At some point before midnight, Barack Obama will likely put his name to an austerity plan passed last night by Congress, with just hours to spare before the United States reaches its borrowing limit, a deadline that would have meant the country eventually defaulting on its debt.
Today’s occasion will reflect a mixed accomplishment for what seems to be two Barack Obamas occupying the Oval Office simultaneously. It will be a moment of shameful capitulation for the man many Democrats expected to be a champion of the left, and a solid, if bloody, victory for the one-time outsider who has come to see himself as the guardian, above all, of the capital’s establishment consensus.
The first Obama came to Washington with the goal of leaving a long-term mark on policy priorities, and spent his first two years reaping as many liberal gains as he could get through a House and Senate under Democratic control. He enacted a controversial health-care bill and a stimulus package that would make what Obama has described as transformative investments in green energy, digital medical records, and high-speed rail. The short-term politics of all this looked bad, and the White House often knew it: the health bill was tough to sell, and like the most prominent stimulus projects, seemed to offer little in the way of immediate job creation, which was clearly voters’ priorities. Obama fought on and claimed his victories, even if they earned him little goodwill with voters.
But after Republican victories last autumn, Obama tucked away the ambitious agenda. This year’s Obama seems to have few, if any, pronounced policy priorities; he negotiated a tax-cut extension that dismayed many in his party, and has embraced a series of halfway measures on Afghanistan. This week’s debt deal grew out of months’ worth of negotiation that Obama willingly allowed to take place on policy terrain defined by Republicans — that the national debt was the country’s biggest economic priority, and that this was a time for cuts, not new spending. Obama’s original insistence that any deal include new taxes on the rich was brushed aside by Republicans, some of whom seemed to cheer the prospect of default.
The new Obama seemed oddly placid about this. Obama’s response to the nihilism of the Tea Party has been to expect credit for merely believing in anything, and for working constructively towards something. His aides like nothing more than to see him praised in the press as “the only adult in the room,” in contrast with the opposition’s tantrums. Failing to get his way — while not complaining about it — seems to suit Obama’s public character.

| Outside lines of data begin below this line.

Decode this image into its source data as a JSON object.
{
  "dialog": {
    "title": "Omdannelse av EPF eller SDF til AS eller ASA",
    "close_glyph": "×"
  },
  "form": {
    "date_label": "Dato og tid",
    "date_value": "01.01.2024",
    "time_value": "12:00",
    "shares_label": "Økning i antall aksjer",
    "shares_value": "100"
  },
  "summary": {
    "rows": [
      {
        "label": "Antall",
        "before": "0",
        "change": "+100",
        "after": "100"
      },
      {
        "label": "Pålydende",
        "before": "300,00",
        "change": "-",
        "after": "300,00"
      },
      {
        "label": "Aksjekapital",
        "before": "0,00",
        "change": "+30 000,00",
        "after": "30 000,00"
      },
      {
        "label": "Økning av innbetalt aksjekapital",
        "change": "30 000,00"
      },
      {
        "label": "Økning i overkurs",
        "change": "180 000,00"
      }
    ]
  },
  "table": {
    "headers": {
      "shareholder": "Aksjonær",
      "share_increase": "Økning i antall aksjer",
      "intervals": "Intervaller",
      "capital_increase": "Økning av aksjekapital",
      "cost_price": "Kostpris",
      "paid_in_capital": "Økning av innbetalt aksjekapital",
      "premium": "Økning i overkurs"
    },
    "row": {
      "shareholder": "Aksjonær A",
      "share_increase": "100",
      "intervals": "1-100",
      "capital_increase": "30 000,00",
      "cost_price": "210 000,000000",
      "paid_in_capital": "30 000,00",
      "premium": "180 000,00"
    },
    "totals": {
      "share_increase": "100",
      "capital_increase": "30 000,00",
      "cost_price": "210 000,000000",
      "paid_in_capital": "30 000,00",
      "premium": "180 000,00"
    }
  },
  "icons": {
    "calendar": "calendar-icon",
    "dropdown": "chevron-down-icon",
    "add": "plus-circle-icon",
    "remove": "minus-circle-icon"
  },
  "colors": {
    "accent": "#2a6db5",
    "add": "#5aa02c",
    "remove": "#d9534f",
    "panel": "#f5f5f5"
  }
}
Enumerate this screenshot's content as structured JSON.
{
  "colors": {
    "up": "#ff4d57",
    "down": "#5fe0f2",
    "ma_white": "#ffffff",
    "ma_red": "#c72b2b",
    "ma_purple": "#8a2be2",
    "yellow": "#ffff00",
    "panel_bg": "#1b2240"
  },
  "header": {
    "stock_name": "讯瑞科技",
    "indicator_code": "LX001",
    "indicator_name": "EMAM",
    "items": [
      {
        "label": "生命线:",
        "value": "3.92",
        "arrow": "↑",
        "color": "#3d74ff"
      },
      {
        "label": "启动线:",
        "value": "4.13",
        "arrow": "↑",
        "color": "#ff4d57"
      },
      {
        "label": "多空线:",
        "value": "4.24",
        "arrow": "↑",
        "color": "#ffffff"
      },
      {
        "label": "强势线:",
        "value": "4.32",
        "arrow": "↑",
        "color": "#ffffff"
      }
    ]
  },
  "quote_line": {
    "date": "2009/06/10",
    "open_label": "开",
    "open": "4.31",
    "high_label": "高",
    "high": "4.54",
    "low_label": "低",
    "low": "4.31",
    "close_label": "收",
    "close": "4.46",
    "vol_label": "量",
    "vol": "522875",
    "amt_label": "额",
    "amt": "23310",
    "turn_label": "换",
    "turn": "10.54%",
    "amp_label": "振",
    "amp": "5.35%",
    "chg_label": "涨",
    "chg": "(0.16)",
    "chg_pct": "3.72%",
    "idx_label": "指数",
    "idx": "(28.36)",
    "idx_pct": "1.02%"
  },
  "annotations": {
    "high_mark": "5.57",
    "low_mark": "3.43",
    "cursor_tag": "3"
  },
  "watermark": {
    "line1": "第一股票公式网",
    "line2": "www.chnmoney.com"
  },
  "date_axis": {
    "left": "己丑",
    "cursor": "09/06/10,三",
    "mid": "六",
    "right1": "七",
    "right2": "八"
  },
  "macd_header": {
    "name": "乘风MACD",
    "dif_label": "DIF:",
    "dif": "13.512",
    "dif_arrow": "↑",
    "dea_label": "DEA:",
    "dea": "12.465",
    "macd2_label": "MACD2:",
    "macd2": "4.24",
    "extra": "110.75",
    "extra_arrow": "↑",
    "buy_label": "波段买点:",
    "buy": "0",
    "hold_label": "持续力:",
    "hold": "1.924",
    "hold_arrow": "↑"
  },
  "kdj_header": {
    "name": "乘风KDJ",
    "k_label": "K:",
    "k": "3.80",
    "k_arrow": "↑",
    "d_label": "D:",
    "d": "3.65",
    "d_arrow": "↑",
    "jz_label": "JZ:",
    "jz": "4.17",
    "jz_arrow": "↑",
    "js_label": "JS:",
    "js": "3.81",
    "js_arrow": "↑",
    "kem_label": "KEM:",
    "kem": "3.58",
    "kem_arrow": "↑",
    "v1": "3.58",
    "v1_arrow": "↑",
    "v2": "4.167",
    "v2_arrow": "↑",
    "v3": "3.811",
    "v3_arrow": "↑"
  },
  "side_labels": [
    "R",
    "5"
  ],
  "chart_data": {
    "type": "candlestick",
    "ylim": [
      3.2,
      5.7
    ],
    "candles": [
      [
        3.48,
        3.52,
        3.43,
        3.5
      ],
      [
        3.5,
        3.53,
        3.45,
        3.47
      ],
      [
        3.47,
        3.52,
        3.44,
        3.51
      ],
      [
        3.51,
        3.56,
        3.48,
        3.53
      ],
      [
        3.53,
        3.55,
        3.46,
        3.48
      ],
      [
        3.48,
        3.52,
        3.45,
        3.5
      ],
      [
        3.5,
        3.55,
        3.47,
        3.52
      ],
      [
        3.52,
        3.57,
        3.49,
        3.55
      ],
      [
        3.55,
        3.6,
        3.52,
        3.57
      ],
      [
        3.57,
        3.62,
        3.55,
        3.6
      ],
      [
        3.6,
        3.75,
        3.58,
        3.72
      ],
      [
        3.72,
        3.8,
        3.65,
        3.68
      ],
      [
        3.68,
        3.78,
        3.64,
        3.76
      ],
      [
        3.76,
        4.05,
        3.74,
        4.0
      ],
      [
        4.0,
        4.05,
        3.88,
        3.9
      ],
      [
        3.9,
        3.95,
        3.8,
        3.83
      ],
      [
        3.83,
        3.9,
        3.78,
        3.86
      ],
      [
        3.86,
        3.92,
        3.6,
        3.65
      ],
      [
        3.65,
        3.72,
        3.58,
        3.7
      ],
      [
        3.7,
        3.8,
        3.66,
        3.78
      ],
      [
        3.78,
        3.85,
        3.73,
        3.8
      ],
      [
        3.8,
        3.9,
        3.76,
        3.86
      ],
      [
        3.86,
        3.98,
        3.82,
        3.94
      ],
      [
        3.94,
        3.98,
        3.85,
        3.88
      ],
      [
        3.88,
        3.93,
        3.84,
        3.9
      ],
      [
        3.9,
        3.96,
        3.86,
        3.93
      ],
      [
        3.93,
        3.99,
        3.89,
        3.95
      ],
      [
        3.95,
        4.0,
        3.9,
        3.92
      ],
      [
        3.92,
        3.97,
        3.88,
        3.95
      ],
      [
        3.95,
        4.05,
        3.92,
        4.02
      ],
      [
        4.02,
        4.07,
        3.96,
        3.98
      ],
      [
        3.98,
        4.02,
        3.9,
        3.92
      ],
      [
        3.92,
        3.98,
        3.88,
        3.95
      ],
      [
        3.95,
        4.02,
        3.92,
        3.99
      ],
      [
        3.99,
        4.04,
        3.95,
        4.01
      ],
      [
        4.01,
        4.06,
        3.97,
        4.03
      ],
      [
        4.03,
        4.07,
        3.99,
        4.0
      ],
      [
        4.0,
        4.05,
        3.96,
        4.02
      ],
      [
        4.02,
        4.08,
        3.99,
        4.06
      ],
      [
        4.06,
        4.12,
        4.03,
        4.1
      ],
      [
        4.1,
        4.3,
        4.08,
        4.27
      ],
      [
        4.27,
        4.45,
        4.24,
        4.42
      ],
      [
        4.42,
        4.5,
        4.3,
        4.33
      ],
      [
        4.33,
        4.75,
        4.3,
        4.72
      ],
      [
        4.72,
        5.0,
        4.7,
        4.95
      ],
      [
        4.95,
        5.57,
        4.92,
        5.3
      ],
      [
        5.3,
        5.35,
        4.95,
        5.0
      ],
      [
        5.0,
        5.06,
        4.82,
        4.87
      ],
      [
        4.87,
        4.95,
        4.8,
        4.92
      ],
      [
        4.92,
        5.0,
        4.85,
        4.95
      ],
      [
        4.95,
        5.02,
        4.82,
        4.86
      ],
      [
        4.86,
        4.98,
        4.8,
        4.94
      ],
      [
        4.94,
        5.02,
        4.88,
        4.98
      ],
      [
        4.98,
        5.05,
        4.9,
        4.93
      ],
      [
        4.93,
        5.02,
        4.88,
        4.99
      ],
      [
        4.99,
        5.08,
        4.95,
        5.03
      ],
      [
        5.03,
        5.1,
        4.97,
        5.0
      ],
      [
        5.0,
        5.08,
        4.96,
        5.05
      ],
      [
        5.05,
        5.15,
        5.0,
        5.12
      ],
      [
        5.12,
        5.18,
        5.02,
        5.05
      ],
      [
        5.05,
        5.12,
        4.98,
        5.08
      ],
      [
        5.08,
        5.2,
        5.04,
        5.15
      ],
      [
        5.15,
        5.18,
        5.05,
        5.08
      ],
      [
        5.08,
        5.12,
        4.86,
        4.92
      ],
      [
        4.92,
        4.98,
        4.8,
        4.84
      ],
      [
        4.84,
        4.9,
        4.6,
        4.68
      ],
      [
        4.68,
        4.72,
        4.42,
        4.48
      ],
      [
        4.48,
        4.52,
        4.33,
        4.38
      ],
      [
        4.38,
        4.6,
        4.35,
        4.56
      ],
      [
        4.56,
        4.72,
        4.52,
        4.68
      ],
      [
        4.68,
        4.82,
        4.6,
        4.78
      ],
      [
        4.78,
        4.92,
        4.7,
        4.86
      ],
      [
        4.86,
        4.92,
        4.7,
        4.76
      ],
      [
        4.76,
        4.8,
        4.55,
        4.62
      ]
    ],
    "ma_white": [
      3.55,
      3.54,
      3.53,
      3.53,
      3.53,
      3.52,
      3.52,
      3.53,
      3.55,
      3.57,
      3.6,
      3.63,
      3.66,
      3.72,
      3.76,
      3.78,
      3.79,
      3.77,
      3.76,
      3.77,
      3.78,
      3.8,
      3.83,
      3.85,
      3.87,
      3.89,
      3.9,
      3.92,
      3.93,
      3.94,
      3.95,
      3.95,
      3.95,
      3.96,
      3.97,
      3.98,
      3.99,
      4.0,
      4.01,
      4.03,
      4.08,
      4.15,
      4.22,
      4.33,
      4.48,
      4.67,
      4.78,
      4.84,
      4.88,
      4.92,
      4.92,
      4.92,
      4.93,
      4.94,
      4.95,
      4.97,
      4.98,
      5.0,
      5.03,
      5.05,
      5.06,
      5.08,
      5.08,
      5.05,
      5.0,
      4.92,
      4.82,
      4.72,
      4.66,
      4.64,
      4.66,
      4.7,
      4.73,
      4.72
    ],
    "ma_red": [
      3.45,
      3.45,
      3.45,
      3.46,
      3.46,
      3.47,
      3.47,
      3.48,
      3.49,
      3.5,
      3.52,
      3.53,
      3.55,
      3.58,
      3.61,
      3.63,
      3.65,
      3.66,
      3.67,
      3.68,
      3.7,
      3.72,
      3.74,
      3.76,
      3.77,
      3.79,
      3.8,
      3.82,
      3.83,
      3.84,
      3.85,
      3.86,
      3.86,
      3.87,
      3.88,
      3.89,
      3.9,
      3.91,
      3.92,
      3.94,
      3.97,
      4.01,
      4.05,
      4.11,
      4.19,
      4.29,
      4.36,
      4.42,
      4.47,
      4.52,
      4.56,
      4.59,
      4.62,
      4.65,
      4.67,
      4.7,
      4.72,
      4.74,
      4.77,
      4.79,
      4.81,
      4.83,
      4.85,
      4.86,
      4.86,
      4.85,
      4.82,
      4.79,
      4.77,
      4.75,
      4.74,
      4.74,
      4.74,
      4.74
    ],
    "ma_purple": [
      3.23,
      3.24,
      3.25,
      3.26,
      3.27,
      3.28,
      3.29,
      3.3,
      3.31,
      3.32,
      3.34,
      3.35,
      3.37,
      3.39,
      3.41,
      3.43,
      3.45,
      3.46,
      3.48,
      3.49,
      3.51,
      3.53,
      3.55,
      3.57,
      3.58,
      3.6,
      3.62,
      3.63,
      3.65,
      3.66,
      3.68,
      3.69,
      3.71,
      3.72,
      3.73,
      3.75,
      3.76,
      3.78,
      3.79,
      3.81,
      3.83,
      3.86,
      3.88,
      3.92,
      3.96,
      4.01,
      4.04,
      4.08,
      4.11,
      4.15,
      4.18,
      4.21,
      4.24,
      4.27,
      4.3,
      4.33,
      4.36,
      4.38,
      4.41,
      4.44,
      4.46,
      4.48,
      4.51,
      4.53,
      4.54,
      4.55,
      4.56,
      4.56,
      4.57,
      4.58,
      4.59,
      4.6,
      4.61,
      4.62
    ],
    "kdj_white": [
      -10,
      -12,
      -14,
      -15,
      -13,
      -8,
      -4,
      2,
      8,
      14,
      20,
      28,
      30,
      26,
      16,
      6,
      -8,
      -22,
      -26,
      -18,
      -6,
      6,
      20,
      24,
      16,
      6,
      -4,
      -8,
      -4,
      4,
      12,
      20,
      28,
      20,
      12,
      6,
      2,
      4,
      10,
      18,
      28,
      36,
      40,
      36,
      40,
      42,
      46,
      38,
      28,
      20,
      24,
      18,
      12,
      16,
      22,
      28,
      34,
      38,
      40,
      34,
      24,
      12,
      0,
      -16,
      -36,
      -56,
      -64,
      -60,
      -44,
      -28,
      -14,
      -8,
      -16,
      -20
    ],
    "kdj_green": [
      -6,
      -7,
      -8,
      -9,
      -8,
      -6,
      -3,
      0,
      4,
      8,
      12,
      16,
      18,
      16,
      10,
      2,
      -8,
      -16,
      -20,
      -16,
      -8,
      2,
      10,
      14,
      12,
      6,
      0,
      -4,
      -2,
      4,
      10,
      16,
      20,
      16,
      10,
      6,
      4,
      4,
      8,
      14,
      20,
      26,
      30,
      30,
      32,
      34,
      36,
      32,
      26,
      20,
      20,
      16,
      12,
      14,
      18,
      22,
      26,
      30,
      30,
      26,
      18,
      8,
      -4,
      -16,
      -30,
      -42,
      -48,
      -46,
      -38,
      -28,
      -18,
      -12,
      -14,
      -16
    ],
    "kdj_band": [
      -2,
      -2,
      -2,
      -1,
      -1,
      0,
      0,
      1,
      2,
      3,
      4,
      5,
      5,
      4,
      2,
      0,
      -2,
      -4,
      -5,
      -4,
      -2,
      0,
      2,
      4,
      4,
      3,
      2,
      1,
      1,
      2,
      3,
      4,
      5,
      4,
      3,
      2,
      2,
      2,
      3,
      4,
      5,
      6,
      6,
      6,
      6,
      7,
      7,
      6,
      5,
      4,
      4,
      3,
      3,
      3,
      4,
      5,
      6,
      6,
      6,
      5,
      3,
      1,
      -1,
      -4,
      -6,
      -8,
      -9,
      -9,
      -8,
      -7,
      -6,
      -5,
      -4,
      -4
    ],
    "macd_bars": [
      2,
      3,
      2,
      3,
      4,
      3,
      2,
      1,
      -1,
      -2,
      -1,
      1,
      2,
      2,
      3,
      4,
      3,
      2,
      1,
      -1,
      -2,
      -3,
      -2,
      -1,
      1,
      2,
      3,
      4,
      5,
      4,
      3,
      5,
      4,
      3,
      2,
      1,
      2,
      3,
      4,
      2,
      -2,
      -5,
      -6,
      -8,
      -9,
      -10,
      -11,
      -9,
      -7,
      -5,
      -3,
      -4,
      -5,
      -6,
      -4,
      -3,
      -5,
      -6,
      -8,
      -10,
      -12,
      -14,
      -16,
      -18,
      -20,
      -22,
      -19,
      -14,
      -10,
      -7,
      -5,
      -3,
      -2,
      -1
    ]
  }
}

The buzzwords have changed accordingly, as promises of “change” have been replaced by a perpetual celebration of “compromise”.
Obama’s aides have been reassuring Democratic allies that polls show that next year’s swing voters respond well to such consensus-building. The message is clear: if the ambitious liberal Barack Obama is ever going to govern again, the first priority needs to be re-election.